“With this deadline, tens of thousands of self-employed without being able to access are still left out, since they will not be able to present expenses to collect the aid, even if they have lost 80% or 90% of income,” said Amor in his statements. .

The president of ATA accused the politicians of ignoring the heterogeneity of the activities of the self-employed and businessmen and described the announcement of the Government in this Council of Ministers as “a shame and a failure.”

The extension of the term of coverage will allow to cover with these aid the debts and the fixed costs incurred until September 30, and not until May 31 as established to date. Aid for freelancers and companies may be used to pay debts and fixed costs assumed by companies from March 2020 to September 30 of this year.

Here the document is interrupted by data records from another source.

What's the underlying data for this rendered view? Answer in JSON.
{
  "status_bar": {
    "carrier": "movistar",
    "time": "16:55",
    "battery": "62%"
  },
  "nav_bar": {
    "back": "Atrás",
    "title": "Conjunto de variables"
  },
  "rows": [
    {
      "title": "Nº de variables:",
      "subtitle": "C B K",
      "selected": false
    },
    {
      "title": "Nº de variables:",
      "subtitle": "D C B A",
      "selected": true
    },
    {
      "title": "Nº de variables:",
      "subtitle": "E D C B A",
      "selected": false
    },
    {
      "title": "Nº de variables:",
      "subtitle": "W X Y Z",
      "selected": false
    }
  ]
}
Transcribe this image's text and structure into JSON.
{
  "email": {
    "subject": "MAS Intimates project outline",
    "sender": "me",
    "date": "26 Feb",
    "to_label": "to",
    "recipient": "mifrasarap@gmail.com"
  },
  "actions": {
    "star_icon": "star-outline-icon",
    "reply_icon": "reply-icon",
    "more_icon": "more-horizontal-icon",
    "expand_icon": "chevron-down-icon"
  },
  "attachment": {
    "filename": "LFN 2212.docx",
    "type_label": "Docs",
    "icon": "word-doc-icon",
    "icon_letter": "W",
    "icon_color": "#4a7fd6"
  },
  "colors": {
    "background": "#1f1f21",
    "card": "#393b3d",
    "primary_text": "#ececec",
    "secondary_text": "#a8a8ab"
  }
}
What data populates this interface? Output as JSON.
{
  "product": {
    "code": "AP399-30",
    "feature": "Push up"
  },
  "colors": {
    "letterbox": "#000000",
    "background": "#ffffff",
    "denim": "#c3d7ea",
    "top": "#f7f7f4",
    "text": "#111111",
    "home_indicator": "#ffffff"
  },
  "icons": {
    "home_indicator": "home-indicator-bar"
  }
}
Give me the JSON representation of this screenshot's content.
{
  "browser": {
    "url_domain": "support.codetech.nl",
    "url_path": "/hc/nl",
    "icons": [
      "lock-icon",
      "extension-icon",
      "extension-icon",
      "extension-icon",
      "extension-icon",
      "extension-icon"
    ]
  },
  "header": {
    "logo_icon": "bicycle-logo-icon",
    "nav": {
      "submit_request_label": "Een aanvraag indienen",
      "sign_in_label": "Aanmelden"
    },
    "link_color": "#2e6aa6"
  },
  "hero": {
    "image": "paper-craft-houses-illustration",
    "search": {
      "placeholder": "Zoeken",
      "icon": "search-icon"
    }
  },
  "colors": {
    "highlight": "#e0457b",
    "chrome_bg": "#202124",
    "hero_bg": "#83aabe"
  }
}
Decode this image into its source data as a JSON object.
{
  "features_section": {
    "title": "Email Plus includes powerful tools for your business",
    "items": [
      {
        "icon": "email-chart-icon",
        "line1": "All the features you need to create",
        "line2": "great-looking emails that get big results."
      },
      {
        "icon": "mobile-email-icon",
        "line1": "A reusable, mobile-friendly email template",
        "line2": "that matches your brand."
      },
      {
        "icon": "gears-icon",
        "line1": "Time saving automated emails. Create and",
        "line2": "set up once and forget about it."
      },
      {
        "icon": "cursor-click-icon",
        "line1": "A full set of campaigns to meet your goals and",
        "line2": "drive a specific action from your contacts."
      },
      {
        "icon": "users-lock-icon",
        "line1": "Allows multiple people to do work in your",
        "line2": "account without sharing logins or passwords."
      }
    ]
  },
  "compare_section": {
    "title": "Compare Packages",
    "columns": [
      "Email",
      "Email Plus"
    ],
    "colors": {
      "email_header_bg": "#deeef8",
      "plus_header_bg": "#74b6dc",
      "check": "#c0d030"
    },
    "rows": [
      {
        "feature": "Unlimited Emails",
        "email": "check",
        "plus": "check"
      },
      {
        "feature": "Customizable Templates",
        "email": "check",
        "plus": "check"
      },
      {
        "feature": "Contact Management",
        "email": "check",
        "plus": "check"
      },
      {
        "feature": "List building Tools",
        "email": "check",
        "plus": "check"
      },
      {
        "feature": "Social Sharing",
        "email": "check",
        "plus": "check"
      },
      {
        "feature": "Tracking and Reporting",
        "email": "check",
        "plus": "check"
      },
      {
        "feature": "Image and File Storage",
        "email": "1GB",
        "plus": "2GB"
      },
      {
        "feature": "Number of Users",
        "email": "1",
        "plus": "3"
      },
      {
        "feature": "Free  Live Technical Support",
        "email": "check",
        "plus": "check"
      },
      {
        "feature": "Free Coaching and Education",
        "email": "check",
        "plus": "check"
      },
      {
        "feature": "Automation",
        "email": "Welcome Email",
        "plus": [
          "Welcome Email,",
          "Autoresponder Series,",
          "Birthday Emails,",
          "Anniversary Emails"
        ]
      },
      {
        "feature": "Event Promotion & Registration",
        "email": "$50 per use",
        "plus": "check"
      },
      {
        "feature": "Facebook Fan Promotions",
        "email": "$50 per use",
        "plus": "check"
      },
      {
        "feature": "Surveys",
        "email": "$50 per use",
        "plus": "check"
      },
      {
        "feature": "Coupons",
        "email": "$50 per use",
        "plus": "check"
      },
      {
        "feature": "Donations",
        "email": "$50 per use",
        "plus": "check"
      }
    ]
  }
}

Unequal management between communities

Last week, the First Vice President and Minister of Economic Affairs and Digital Transformation, Nadia Calviño, already announced that the Government had asked the European Commission to extend the extraordinary framework of said public aid due to the existing delays in some autonomous communities. After complaints from business organizations and the self-employed about the restrictive conditions of the decree, Calviño argued that the rhythm in the granting of these aid is varying a lot in the different communities, since some go faster than others.

In fact, the Government spokesperson explained that regions such as the Canary Islands or the Balearic Islands have been “very agile” in the implementation of the aid, while others have encountered management problems.